#### Directions
Where does the word "heart" appear in the entries below? Copy each line that holds it.
※ ※ ※
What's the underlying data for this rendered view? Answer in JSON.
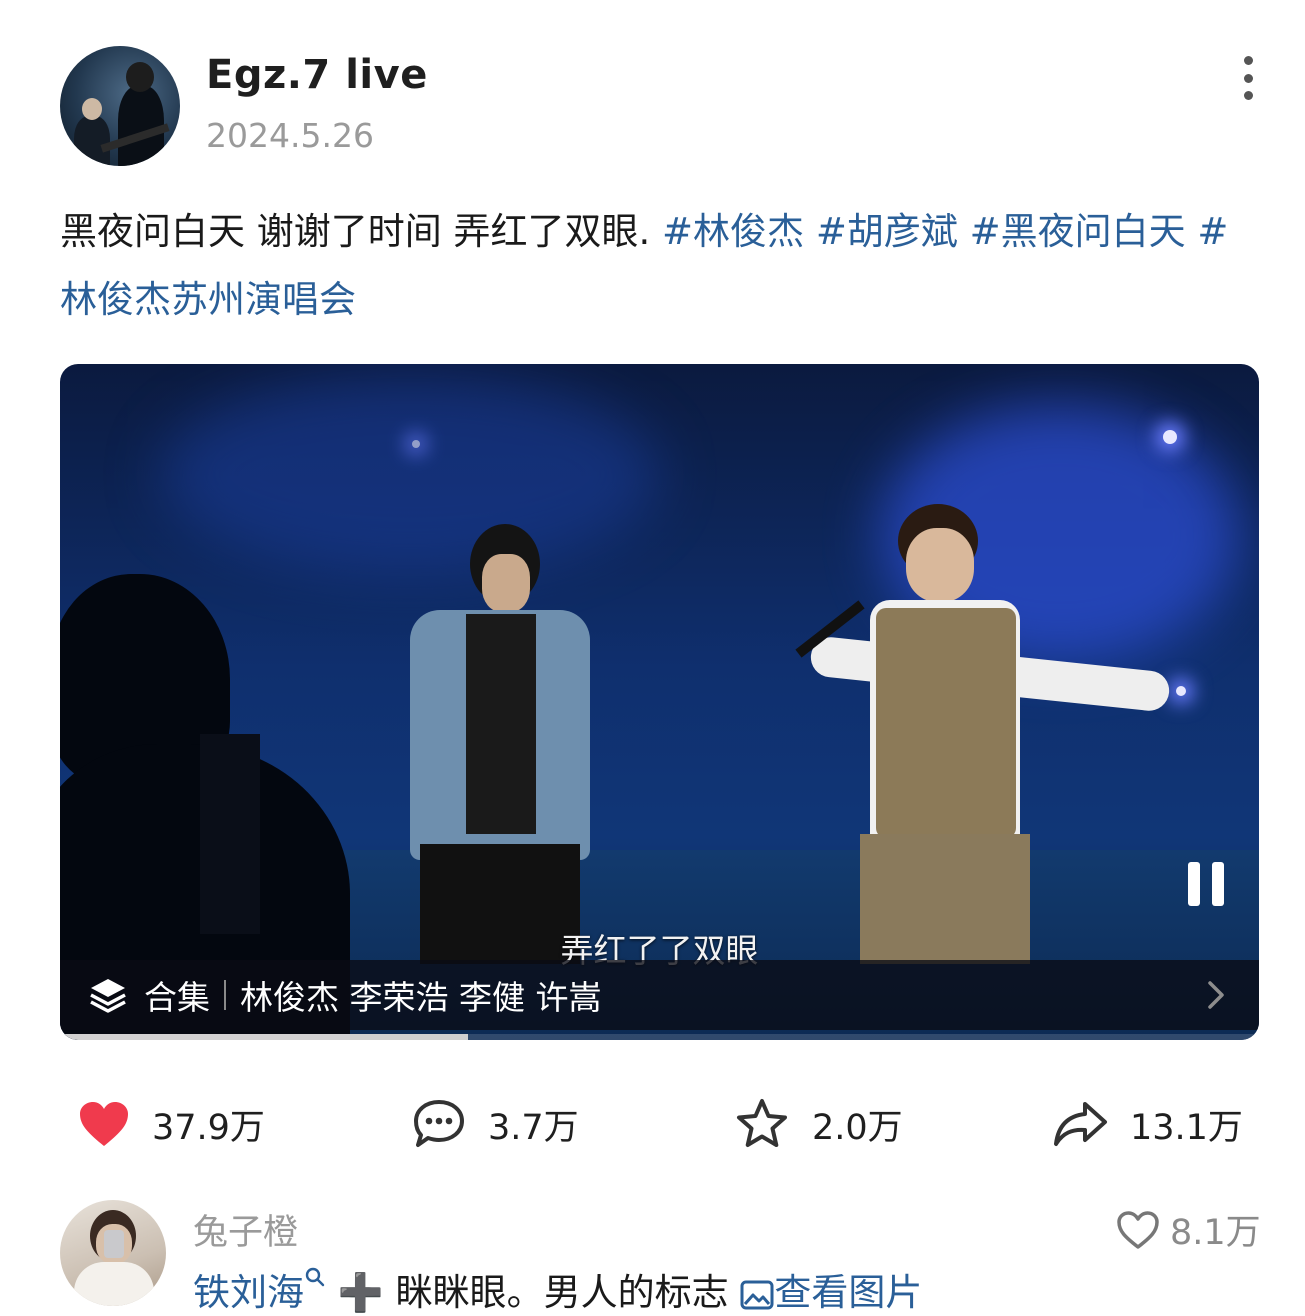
{
  "post": {
    "author": "Egz.7 live",
    "date": "2024.5.26",
    "caption_text": "黑夜问白天 谢谢了时间 弄红了双眼. ",
    "hashtags": [
      "#林俊杰",
      "#胡彦斌",
      "#黑夜问白天",
      "#林俊杰苏州演唱会"
    ]
  },
  "video": {
    "subtitle": "弄红了了双眼",
    "collection_label": "合集",
    "collection_title": "林俊杰 李荣浩 李健 许嵩",
    "progress": 0.34,
    "state": "playing"
  },
  "stats": {
    "likes": "37.9万",
    "comments": "3.7万",
    "favorites": "2.0万",
    "shares": "13.1万"
  },
  "icons": {
    "like": "heart-filled-icon",
    "comment": "comment-bubble-icon",
    "favorite": "star-outline-icon",
    "share": "share-arrow-icon",
    "more": "more-vertical-icon",
    "pause": "pause-icon",
    "collection": "layers-icon",
    "chevron": "chevron-right-icon",
    "comment_like": "heart-outline-icon",
    "search_hint": "search-icon",
    "image_link": "image-icon"
  },
  "colors": {
    "accent_link": "#2a5f98",
    "like_red": "#f03a4d"
  },
  "comment": {
    "author": "兔子橙",
    "like_count": "8.1万",
    "mention": "铁刘海",
    "plus": "➕",
    "text": " 眯眯眼。男人的标志",
    "view_image": "查看图片"
  }
}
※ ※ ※
#### Task response
    "like": "heart-filled-icon",
    "comment_like": "heart-outline-icon",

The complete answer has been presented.